Time's Encomium (1968-1969)
"Time's Encomium is the title because in this work everything depends on the absolute, not the seeming, length of events and sections. Being electronic, Time's Encomium has no inflective dimension. Its rhythm is always quantitative, never qualitative. Because I need time, I praise it; hence the title. Because it doesn't need me, I approach it respectively; hence the word 'encomium.'
"In performed music, rhythm is largely a qualitative, or accentual matter. Lengths of events are not the only determinants of their significance; the cultivated performer interprets the structure to find out its significance; then he stresses events he judges important. Thus, for good or ill, every performance involves qualitative additions to what the composer has specified; and all composers, aware or unaware, assume these inflections as a resource for making their works sound coherent.
"But in a purely electronic work like Time's Encomium, these resources are absent. What could take their place? In my view, only the precise temporal control that, perhaps beyond anything else, characterizes the electronic medium. By composing with a view to the proportions among absolute lengths of events -- be they small (note-to-note distances) or large (overall form) -- rather than to their relative 'weights,' one's attitude toward the meaning of musical events alters and (I believe) begins to conform to the basic nature of a medium in which sound is always reproduced, never performed. This is what I mean by the 'absolute, not the seeming, length of events.'
"Part I is generative, but not completely. It mainly varies pre-existing material. Therefore it may be called ornamental. Those who like relatively severe and slowly-unfolding music should listen first to Part I. Those who like complex and rapidly unfolding music should listen first to Part II. Eventually, both parts should be listened to in succession, with a break between.
"Time's Encomium was composed and realized between January 1968 and January 1969, at the Columbia-Princeton Electronic Music Center in New York. I employed primarily the RCA Synthesizer, and therefore (because of that device's characteristics) the basic materials are the twelve tempered pitch classes, and pitch-derived time relations. The RCA Synthesizer -- familiar through several works of Milton Babbitt -- is prejudiced by its design toward 12-tone equal temperament. This may be a disadvantage if one is attempting non-tempered pitch relations; but if one accepts the limitation as a boundary condition of one's work from the start, it ceases to be a problem. In the near future, however, when computer synthesis becomes widespread, the issue will disappear.
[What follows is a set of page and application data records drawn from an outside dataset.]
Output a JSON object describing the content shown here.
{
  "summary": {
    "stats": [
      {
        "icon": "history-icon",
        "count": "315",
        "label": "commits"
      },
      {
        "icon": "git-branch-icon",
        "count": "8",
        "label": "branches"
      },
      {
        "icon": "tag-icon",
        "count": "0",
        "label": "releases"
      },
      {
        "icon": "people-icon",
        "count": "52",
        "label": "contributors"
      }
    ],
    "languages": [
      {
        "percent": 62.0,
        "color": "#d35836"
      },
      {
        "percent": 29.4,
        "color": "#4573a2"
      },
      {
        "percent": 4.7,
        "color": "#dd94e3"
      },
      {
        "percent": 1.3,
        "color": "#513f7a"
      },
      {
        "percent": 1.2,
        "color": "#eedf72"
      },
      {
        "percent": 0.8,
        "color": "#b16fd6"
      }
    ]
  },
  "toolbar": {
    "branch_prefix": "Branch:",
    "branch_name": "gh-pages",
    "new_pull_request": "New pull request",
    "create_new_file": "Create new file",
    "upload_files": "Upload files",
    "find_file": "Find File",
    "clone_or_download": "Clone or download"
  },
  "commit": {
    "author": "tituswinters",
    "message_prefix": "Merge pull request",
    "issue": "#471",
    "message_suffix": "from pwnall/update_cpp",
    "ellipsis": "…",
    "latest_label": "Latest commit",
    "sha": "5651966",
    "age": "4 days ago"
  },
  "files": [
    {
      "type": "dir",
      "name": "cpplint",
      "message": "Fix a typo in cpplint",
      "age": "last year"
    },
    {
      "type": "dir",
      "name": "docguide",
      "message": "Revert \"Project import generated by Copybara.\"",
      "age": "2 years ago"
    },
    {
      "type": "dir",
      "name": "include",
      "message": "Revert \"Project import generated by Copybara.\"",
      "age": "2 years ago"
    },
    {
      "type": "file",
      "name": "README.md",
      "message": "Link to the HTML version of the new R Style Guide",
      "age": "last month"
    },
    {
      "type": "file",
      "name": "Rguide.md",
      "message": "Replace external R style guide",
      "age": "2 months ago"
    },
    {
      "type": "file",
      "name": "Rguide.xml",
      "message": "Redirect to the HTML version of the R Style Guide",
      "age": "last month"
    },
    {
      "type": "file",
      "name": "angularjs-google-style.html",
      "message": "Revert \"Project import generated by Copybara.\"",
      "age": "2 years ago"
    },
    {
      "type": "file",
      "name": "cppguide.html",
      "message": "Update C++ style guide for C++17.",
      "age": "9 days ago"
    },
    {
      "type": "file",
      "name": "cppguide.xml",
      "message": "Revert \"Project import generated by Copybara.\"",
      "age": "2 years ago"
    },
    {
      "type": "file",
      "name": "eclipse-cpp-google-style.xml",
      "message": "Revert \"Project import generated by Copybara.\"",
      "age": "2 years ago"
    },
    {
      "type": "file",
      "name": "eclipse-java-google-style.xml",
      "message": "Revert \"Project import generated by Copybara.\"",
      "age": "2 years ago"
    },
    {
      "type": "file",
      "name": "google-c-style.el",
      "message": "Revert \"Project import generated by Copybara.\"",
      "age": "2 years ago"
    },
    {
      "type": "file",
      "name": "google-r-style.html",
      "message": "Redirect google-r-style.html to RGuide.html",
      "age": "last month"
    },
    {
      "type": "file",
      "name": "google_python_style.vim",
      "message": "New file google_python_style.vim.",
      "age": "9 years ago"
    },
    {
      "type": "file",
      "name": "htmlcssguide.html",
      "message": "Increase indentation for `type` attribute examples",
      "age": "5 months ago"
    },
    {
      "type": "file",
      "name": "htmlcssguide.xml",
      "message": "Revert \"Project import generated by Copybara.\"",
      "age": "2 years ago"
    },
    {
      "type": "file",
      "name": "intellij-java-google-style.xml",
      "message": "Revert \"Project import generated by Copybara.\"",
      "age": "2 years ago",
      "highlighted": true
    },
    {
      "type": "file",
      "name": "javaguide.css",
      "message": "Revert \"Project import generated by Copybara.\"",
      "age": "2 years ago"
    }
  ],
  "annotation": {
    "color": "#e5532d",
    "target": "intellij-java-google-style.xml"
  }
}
"Afterwards, I made the large-scale structure by processing the synthesized material in one of the Center's analog studios. Thus the work consists of a core of synthesized music, most of which appears in Part I, surrounded and interlarded [varied by mixing together] with analog-studio transformations of that music. The synthesized can always be identified by its clarity of pitch, and the familiar, almost 'instrumental' sound of its constituent events. The processed almost always contains reverberation. Thus metaphorically, the listener stands in the midst of the synthesized music, which presents itself to him with maximal clarity; and stretching away from him, becoming more and more blurred in detail, the various transformations -- from the slightly altered to the unrecognizable."
Charles Wuorinen (b. 1938) has composed over 250 works covering a broad range of concert music, from large-scale works for orchestra, opera, and ballet to chamber, vocal, and choral music. Influenced by the work of Milton Babbitt, Arnold Schoenberg, and Igor Stravinsky, Wuorinen employs rigorous serial techniques in the structure and details of his compositions, resulting in a complex and often rhythmically energetic music. Fractal geometry and the work of Benoît Mandelbrot have also played a significant role in his work.
Wuorinen was born in New York City and began composing at the age of five. He studied composition with Otto Luening, Jack Beeson, and Vladimir Ussachevsky at Columbia University in New York, where he also began his teaching career. He has since served on the faculties of Princeton and Yale Universities, the University of Iowa, University of California in San Diego, Manhattan School of Music in New York, New England Conservatory in Boston, and the State University of New York at Buffalo, and Rutgers University in New Jersey.
Wuorinen co-founded with Harvey Sollberger The Group for Contemporary Music in 1962, and was one of the founders of the American Composers Orchestra. He received the Pulitzer Prize in music in 1970 for his electronic composition Time's Encomium (1968-1969). Orchestras and ensembles across the US have commissioned works from Wuorinen, who is also the recipient of many awards including fellowships from the Guggenheim, Koussevitzky, MacArthur, and Rockefeller Foundations.
Active as a pianist and conductor, Wuorinen has appeared with orchestras throughout the US and Europe. He is the author of Simple Composition (1979), an introduction to his use of the twelve-note system. Upcoming projects include new works for pianist Ursula Oppens and the New York New Music Ensemble, and an opera based on Annie Proulx's short story "Brokeback Mountain" (1997) with libretto by Proulx. Wuorinen's music can be heard on the Albany, Bridge, col legno, CRI, Desto, Deutsche Grammophon, GM, Koch International Classics, Music & Arts, Naxos, New World, and Tzadik labels.